◆ TASK OBJECTIVE
Output should begin at the line holding "Extract the structured" and end at the last line of the entries; print those lines verbatim and no others.

----

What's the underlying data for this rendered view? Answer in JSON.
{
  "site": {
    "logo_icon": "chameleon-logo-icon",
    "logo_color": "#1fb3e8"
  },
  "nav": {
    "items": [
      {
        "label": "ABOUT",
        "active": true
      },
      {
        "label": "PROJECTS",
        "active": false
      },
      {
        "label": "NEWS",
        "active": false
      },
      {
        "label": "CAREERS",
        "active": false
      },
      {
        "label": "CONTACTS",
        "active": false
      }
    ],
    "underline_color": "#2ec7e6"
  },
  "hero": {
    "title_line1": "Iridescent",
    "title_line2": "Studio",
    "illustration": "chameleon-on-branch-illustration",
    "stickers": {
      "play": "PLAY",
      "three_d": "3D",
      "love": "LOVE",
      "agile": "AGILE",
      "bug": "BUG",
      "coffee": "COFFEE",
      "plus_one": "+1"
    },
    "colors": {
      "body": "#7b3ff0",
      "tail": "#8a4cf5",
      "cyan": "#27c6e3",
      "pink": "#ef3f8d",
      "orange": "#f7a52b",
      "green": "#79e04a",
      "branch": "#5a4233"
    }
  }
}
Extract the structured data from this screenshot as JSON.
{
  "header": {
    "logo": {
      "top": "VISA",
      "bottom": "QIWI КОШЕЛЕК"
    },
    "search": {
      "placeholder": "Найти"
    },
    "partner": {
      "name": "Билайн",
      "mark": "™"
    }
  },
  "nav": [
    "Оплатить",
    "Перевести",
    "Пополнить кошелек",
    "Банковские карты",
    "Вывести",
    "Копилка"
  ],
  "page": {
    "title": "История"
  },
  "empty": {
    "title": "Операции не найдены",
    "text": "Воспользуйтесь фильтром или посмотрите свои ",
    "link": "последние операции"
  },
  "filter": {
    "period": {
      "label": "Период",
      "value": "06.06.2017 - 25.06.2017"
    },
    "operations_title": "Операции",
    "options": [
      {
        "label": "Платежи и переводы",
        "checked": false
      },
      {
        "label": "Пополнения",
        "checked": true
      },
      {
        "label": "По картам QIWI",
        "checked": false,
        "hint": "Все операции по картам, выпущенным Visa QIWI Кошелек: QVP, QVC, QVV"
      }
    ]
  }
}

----

◆ RESPONSE TO THIS TASK
Extract the structured data from this screenshot as JSON.
{
  "header": {
    "logo": {
      "top": "VISA",
      "bottom": "QIWI КОШЕЛЕК"
    },
    "search": {
      "placeholder": "Найти"
    },
    "partner": {
      "name": "Билайн",
      "mark": "™"
    }
  },
  "nav": [
    "Оплатить",
    "Перевести",
    "Пополнить кошелек",
    "Банковские карты",
    "Вывести",
    "Копилка"
  ],
  "page": {
    "title": "История"
  },
  "empty": {
    "title": "Операции не найдены",
    "text": "Воспользуйтесь фильтром или посмотрите свои ",
    "link": "последние операции"
  },
  "filter": {
    "period": {
      "label": "Период",
      "value": "06.06.2017 - 25.06.2017"
    },
    "operations_title": "Операции",
    "options": [
      {
        "label": "Платежи и переводы",
        "checked": false
      },
      {
        "label": "Пополнения",
        "checked": true
      },
      {
        "label": "По картам QIWI",
        "checked": false,
        "hint": "Все операции по картам, выпущенным Visa QIWI Кошелек: QVP, QVC, QVV"
      }
    ]
  }
}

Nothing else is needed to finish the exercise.